‘The Ems Full Hybrid’ is a growing strategy that, aided by discarded oil platforms and new tidal polders, offers a solution to the economic and ecological problems of the Ems estuary. Introducing these polders and platforms restores the balance in the natural system and holds out new economic opportunities for the depopulating region. The outcome is a hybrid landscape: a spectacular mix of platforms, polders and mud flats, where seals and waders are unable to exist without oil rigs and ocean liners.
Jonas Papenborg and Remco van der Togt won with their MSc thesis ‘The Ems Full Hybrid’ the Archiprix 2014. Read below what they want to do with the Ems and get inspired .

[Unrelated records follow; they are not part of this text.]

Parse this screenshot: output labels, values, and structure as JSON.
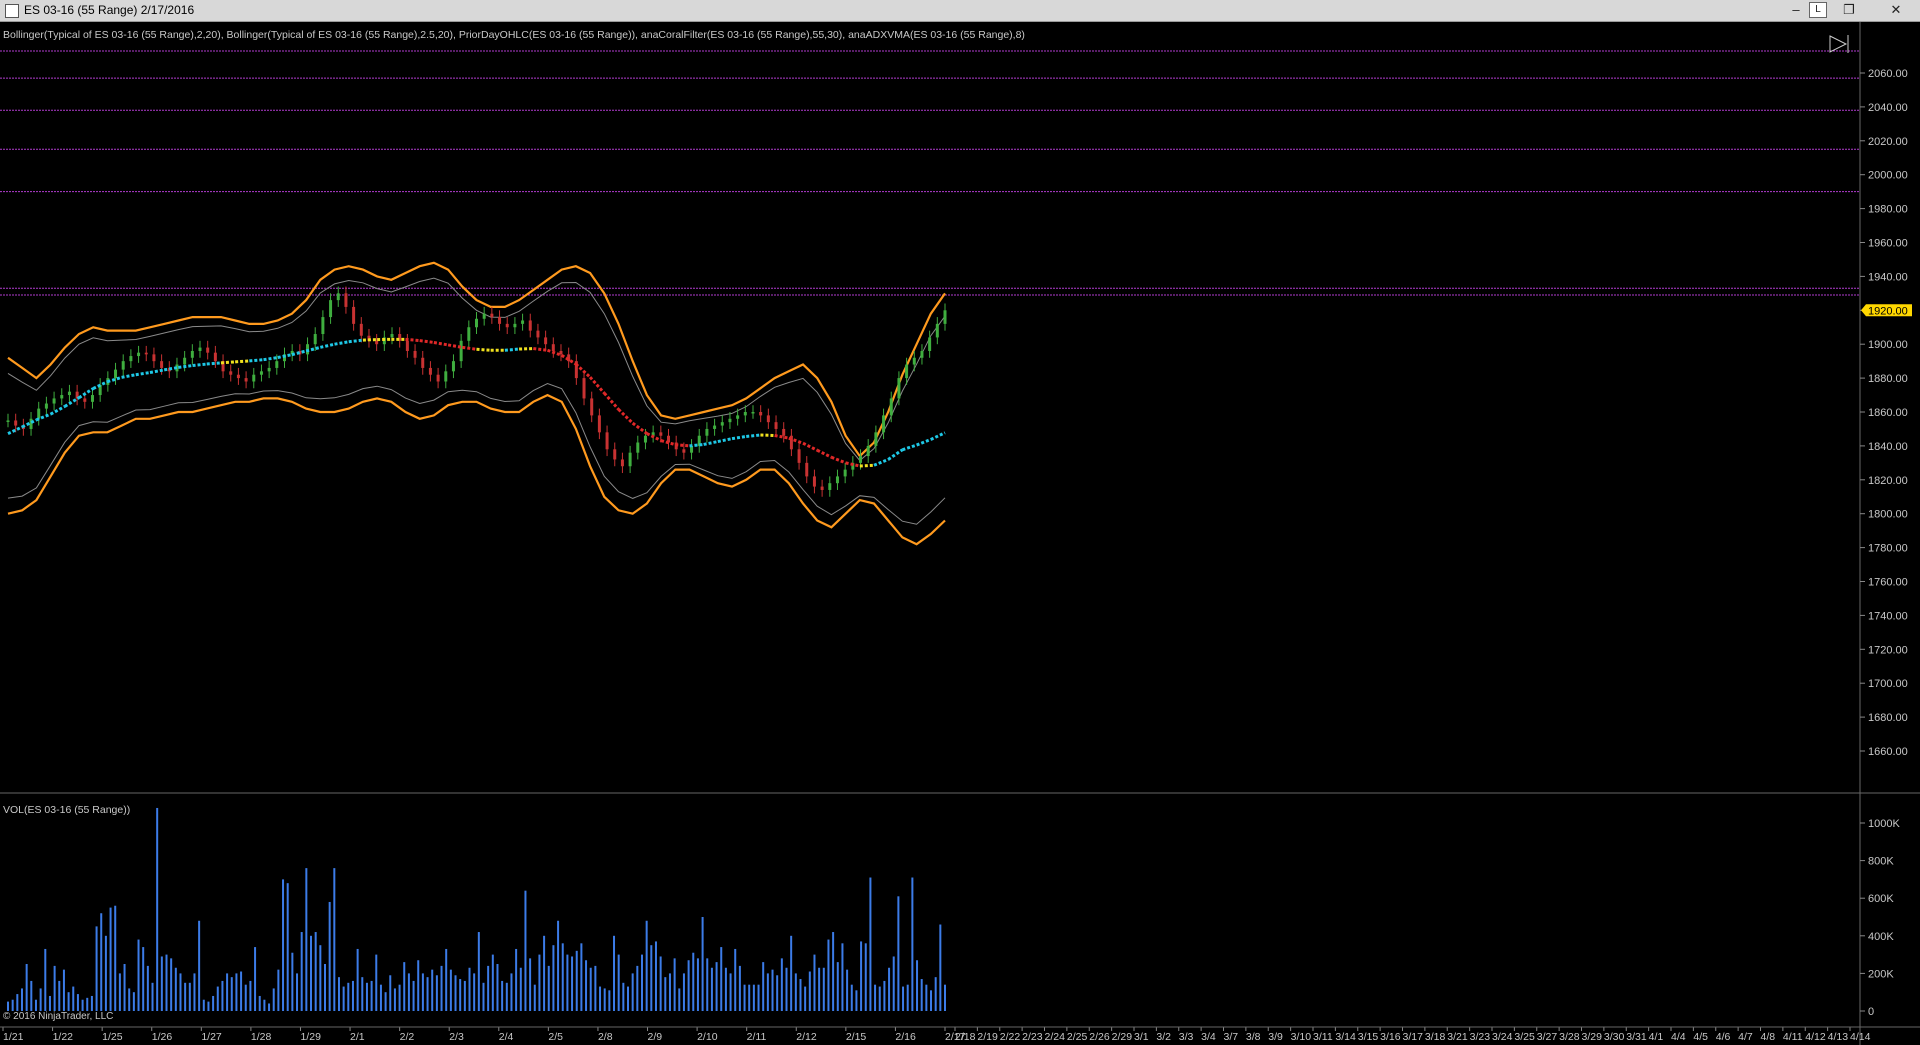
{
  "window": {
    "title": "ES 03-16 (55 Range)  2/17/2016",
    "buttons": {
      "minimize": "‒",
      "link": "L",
      "restore": "❐",
      "close": "✕"
    }
  },
  "indicators_text": "Bollinger(Typical of ES 03-16 (55 Range),2,20), Bollinger(Typical of ES 03-16 (55 Range),2.5,20), PriorDayOHLC(ES 03-16 (55 Range)), anaCoralFilter(ES 03-16 (55 Range),55,30), anaADXVMA(ES 03-16 (55 Range),8)",
  "volume_label": "VOL(ES 03-16 (55 Range))",
  "copyright": "© 2016 NinjaTrader, LLC",
  "colors": {
    "background": "#000000",
    "up_candle": "#3fae3f",
    "down_candle": "#c83232",
    "bollinger_outer": "#ff9a1e",
    "bollinger_inner": "#8a8a8a",
    "prior_day_lines": "#b23cd0",
    "coral_up": "#1ec8e6",
    "coral_flat": "#f0e01e",
    "coral_down": "#e02828",
    "volume": "#3c7ce8",
    "last_price_tag": "#ffd700",
    "axis_text": "#c8c8c8"
  },
  "chart_data": [
    {
      "type": "line",
      "title": "ES 03-16 (55 Range)",
      "ylim": [
        1640,
        2080
      ],
      "y_ticks": [
        1660,
        1680,
        1700,
        1720,
        1740,
        1760,
        1780,
        1800,
        1820,
        1840,
        1860,
        1880,
        1900,
        1920,
        1940,
        1960,
        1980,
        2000,
        2020,
        2040,
        2060
      ],
      "last_price": "1920.00",
      "prior_day_levels": [
        2073,
        2057,
        2038,
        2015,
        1990,
        1933,
        1929
      ],
      "x_labels": [
        "1/21",
        "1/22",
        "1/25",
        "1/26",
        "1/27",
        "1/28",
        "1/29",
        "2/1",
        "2/2",
        "2/3",
        "2/4",
        "2/5",
        "2/8",
        "2/9",
        "2/10",
        "2/11",
        "2/12",
        "2/15",
        "2/16",
        "2/17",
        "2/18",
        "2/19",
        "2/22",
        "2/23",
        "2/24",
        "2/25",
        "2/26",
        "2/29",
        "3/1",
        "3/2",
        "3/3",
        "3/4",
        "3/7",
        "3/8",
        "3/9",
        "3/10",
        "3/11",
        "3/14",
        "3/15",
        "3/16",
        "3/17",
        "3/18",
        "3/21",
        "3/23",
        "3/24",
        "3/25",
        "3/27",
        "3/28",
        "3/29",
        "3/30",
        "3/31",
        "4/1",
        "4/4",
        "4/5",
        "4/6",
        "4/7",
        "4/8",
        "4/11",
        "4/12",
        "4/13",
        "4/14"
      ],
      "price_series": {
        "name": "ES 03-16 (55 Range)",
        "values": [
          1855,
          1852,
          1850,
          1856,
          1862,
          1865,
          1868,
          1870,
          1872,
          1868,
          1866,
          1870,
          1876,
          1880,
          1885,
          1890,
          1893,
          1895,
          1894,
          1890,
          1886,
          1884,
          1888,
          1892,
          1896,
          1898,
          1895,
          1890,
          1884,
          1882,
          1880,
          1878,
          1882,
          1884,
          1886,
          1890,
          1894,
          1896,
          1894,
          1900,
          1906,
          1916,
          1926,
          1930,
          1922,
          1912,
          1905,
          1902,
          1900,
          1904,
          1906,
          1902,
          1896,
          1892,
          1886,
          1882,
          1878,
          1884,
          1890,
          1902,
          1910,
          1915,
          1918,
          1916,
          1912,
          1910,
          1912,
          1914,
          1908,
          1904,
          1900,
          1896,
          1894,
          1890,
          1880,
          1868,
          1858,
          1848,
          1838,
          1832,
          1828,
          1836,
          1842,
          1846,
          1848,
          1846,
          1842,
          1838,
          1836,
          1840,
          1846,
          1850,
          1852,
          1854,
          1856,
          1858,
          1860,
          1860,
          1858,
          1854,
          1850,
          1846,
          1838,
          1830,
          1822,
          1816,
          1814,
          1818,
          1822,
          1826,
          1830,
          1834,
          1840,
          1848,
          1858,
          1868,
          1880,
          1888,
          1892,
          1896,
          1904,
          1912,
          1920
        ]
      },
      "bollinger_upper_2_5": [
        1892,
        1886,
        1880,
        1888,
        1898,
        1906,
        1910,
        1908,
        1908,
        1908,
        1910,
        1912,
        1914,
        1916,
        1916,
        1916,
        1914,
        1912,
        1912,
        1914,
        1918,
        1926,
        1938,
        1944,
        1946,
        1944,
        1940,
        1938,
        1942,
        1946,
        1948,
        1944,
        1934,
        1926,
        1922,
        1922,
        1926,
        1932,
        1938,
        1944,
        1946,
        1942,
        1930,
        1912,
        1890,
        1870,
        1858,
        1856,
        1858,
        1860,
        1862,
        1864,
        1868,
        1874,
        1880,
        1884,
        1888,
        1880,
        1866,
        1846,
        1834,
        1842,
        1860,
        1882,
        1900,
        1918,
        1930
      ],
      "bollinger_lower_2_5": [
        1800,
        1802,
        1808,
        1822,
        1836,
        1846,
        1848,
        1848,
        1852,
        1856,
        1856,
        1858,
        1860,
        1860,
        1862,
        1864,
        1866,
        1866,
        1868,
        1868,
        1866,
        1862,
        1860,
        1860,
        1862,
        1866,
        1868,
        1866,
        1860,
        1856,
        1858,
        1864,
        1866,
        1866,
        1862,
        1860,
        1860,
        1866,
        1870,
        1866,
        1850,
        1828,
        1810,
        1802,
        1800,
        1806,
        1818,
        1826,
        1826,
        1822,
        1818,
        1816,
        1820,
        1826,
        1826,
        1818,
        1806,
        1796,
        1792,
        1800,
        1808,
        1806,
        1796,
        1786,
        1782,
        1788,
        1796
      ]
    },
    {
      "type": "bar",
      "title": "VOL(ES 03-16 (55 Range))",
      "ylim": [
        0,
        1100000
      ],
      "y_ticks": [
        "0",
        "200K",
        "400K",
        "600K",
        "800K",
        "1000K"
      ],
      "values": [
        50000,
        60000,
        90000,
        120000,
        250000,
        160000,
        60000,
        120000,
        330000,
        80000,
        240000,
        160000,
        220000,
        100000,
        130000,
        90000,
        60000,
        70000,
        80000,
        450000,
        520000,
        400000,
        550000,
        560000,
        200000,
        250000,
        120000,
        100000,
        380000,
        340000,
        240000,
        150000,
        1080000,
        290000,
        300000,
        280000,
        230000,
        200000,
        150000,
        150000,
        200000,
        480000,
        60000,
        50000,
        80000,
        130000,
        160000,
        200000,
        180000,
        200000,
        210000,
        140000,
        160000,
        340000,
        80000,
        60000,
        40000,
        120000,
        220000,
        700000,
        680000,
        310000,
        200000,
        420000,
        760000,
        400000,
        420000,
        350000,
        250000,
        580000,
        760000,
        180000,
        130000,
        150000,
        160000,
        330000,
        180000,
        150000,
        160000,
        300000,
        140000,
        100000,
        190000,
        120000,
        140000,
        260000,
        200000,
        160000,
        270000,
        200000,
        180000,
        220000,
        190000,
        240000,
        330000,
        220000,
        190000,
        170000,
        160000,
        230000,
        200000,
        420000,
        150000,
        240000,
        300000,
        250000,
        160000,
        150000,
        200000,
        330000,
        230000,
        640000,
        280000,
        140000,
        300000,
        400000,
        240000,
        350000,
        480000,
        360000,
        300000,
        290000,
        320000,
        360000,
        270000,
        230000,
        240000,
        130000,
        120000,
        110000,
        400000,
        300000,
        150000,
        130000,
        200000,
        240000,
        300000,
        480000,
        350000,
        370000,
        290000,
        180000,
        200000,
        280000,
        120000,
        200000,
        270000,
        310000,
        280000,
        500000,
        280000,
        230000,
        260000,
        340000,
        230000,
        200000,
        330000,
        240000,
        140000,
        140000,
        140000,
        140000,
        260000,
        200000,
        220000,
        190000,
        280000,
        230000,
        400000,
        200000,
        170000,
        130000,
        210000,
        300000,
        230000,
        230000,
        380000,
        420000,
        260000,
        360000,
        220000,
        140000,
        110000,
        370000,
        360000,
        710000,
        140000,
        130000,
        160000,
        230000,
        290000,
        610000,
        130000,
        140000,
        710000,
        270000,
        170000,
        140000,
        110000,
        180000,
        460000,
        140000
      ]
    }
  ]
}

The past thirty years have seen the Ems estuary become a lifeless and turbid system as a result of unnatural human activity. From as early as 1500, areas of land around the Ems and the Dollard have been reclaimed, gradually reducing the size of the estuary. This has only had dramatic consequences since 1970, when the channel was straightened and deepened to allow through immense industrial vessels and cruise ships. This has thrown the natural system off balance, bringing in large quantities of sediment resulting in oxygen deficiency and exponentially growing dredging costs. The situation in the Ems is exemplary for mankind’s centuries-long struggle against the vagaries of nature. Since time immemorial, we have been devising technical interventions to control the natural system, to guarantee our safety or for increased economic gain. The static quality of the new system runs counter to the dynamic nature of the natural system in its constant search for a natural balance. This countering effect causes unforeseen ecological problems and requires constant maintenance. To ease this strained relationship between mankind and nature, it is essential for mankind to accept the natural dynamic rather than work against it, and evolve in tandem with nature.
Taking the natural system as our starting-point, we developed a solution for the Ems estuary in which nature and economy are mutually strengthening instead of counterproductive. Nature can evolve into a new equilibrium, guaranteeing naturally the depth necessary for the cruise ships. By narrowing the channel upstream in stages and restoring natural meanders in the mouth of the estuary, the amount of sediment imported will decrease. At the same time, enlarging the hinterland downstream gives the sediment room to settle, so that the estuary can breathe freely again.
To enlarge the tidal basin we have introduced new ‘tidal polders’ in the desolate Rheiderland area. These polders are hitched to abandoned sluices that once connected the former fishing villages to the Ems. The polders can support fertile sediment capture, nature development or aquaculture at the inhabitants’ discretion. This self-regulation turns the villages of Rheiderland into a colourful landscape of polders for nature and production, driven by the power of the colossal cruise ships passing through.
Upstream, the channel is pinched using longitudinal dams, thereby reducing the import of sediment. These dams are constructed from the supporting jackets of abandoned North Sea oil platforms. Introducing these platforms gives the region a gigantic economic boost and also generates ecological profit. The jackets are positioned on sandbars to guide the single channel system back to a narrowed, multiple channel system. The longitudinal dams lay the foundations for an iconic landscape that can accept new habitats with perfect places for cultivating seaweeds and shellfish.
So the proposed design interventions provide not only a solution to the sediment problem, they also carry the vitality of the entire Ems region to a higher level.
More information about the Archiprix: www.archiprix.nl